-- YOUR INSTRUCTIONS --
Down to the last line, print the entries below exactly, and keep every picture out of the copy.

-- DATA FOR PROCESSING --
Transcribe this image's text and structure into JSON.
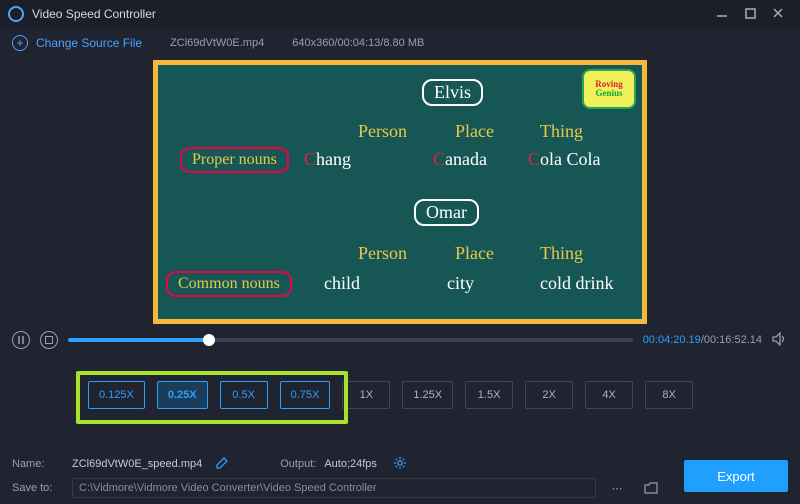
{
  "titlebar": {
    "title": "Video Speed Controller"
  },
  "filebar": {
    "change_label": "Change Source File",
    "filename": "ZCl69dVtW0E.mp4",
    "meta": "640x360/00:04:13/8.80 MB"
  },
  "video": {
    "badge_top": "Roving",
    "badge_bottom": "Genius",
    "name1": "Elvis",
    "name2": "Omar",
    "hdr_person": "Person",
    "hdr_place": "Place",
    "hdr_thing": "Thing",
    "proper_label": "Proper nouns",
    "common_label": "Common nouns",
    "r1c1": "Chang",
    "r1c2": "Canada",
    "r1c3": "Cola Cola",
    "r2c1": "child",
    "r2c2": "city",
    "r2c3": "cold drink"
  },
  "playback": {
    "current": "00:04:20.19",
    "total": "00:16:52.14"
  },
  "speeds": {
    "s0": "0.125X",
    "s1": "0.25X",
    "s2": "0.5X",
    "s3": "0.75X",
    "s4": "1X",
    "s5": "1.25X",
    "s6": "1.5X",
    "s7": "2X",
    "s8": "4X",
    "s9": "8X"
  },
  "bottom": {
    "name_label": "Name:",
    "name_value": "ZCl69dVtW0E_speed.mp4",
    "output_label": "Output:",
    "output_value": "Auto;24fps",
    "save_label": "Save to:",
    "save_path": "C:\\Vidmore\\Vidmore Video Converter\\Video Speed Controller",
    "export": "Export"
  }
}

-- SOLVED PROBLEM --
Transcribe this image's text and structure into JSON.
{
  "titlebar": {
    "title": "Video Speed Controller"
  },
  "filebar": {
    "change_label": "Change Source File",
    "filename": "ZCl69dVtW0E.mp4",
    "meta": "640x360/00:04:13/8.80 MB"
  },
  "video": {
    "badge_top": "Roving",
    "badge_bottom": "Genius",
    "name1": "Elvis",
    "name2": "Omar",
    "hdr_person": "Person",
    "hdr_place": "Place",
    "hdr_thing": "Thing",
    "proper_label": "Proper nouns",
    "common_label": "Common nouns",
    "r1c1": "Chang",
    "r1c2": "Canada",
    "r1c3": "Cola Cola",
    "r2c1": "child",
    "r2c2": "city",
    "r2c3": "cold drink"
  },
  "playback": {
    "current": "00:04:20.19",
    "total": "00:16:52.14"
  },
  "speeds": {
    "s0": "0.125X",
    "s1": "0.25X",
    "s2": "0.5X",
    "s3": "0.75X",
    "s4": "1X",
    "s5": "1.25X",
    "s6": "1.5X",
    "s7": "2X",
    "s8": "4X",
    "s9": "8X"
  },
  "bottom": {
    "name_label": "Name:",
    "name_value": "ZCl69dVtW0E_speed.mp4",
    "output_label": "Output:",
    "output_value": "Auto;24fps",
    "save_label": "Save to:",
    "save_path": "C:\\Vidmore\\Vidmore Video Converter\\Video Speed Controller",
    "export": "Export"
  }
}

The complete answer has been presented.